The hacks that I like the most are those in chapters on Server Basics, Backups, SSH and Information Servers (BIND, Apache, MySQL, OpenSSL). If you're hardcore Linux sysadmin you'll probably appreciate hacks in other chapters too; Networking, Revision Control and Monitoring. For me, the most challenging hacks in this book are the ones that deal with tunneling (IPIP/GRE encapsulation, vtun over SSH), due to complete lack of experience on my side, otherwise I found the book well worth the price and time to read, even if you'll end up with only one or two implemented hacks in your production environment. (If I could only say this more often in my reviews :-).

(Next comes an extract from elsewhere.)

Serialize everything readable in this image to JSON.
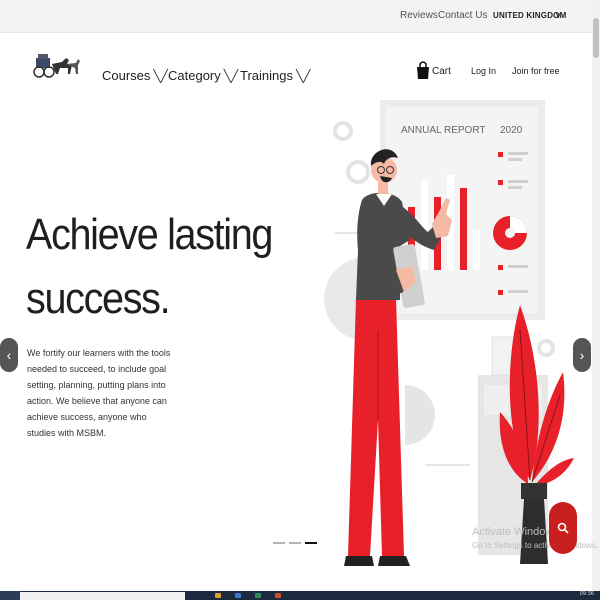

Keep in mind, this is not the book that'll likely collect the dust on your bookshelf after you'll read it. Mine is always close to the Linux box that I manage (in a good company with already mentioned "Unix Power Tools").
I'm really looking forward to other books from O'Reilly Hacks series, what about 100 hacks on Oracle, MySQL, regular expressions "one liners" (with sed, awk, grep, perl...), Windows NT...
A colleage suggested I take a look at SSH port forwarding. I did a quick read through the man page and tried a few things to no avail. As I say back in frustration I noticed a book on my shelf that had say unread for several months. A quick scan of Linux Server Hack and I had a solution that allowed me to create a sort of poor man's VPN.
Buy this book. Read it. It will pay for itself in increased productivity.
This is a great reference book, power users will find this book helpful as well as the second edition. One can expect to learn some of the fundamentals of linux with this book; backup, network shares, hostkeys, centralizing, and some other nifty one off mini-programs. This won't replace a lot of hard work, but it will make you think how you can work smarter.
I read this book after I'd tinkered a bit with Linux and taken a few online "system administration" courses in it. I knew the basics of operating Linux, but had no clue where to go next. If you've been through the "textbook" courses and want to take your next step, this is a good book to help you get your hands dirty setting up some useful stuff.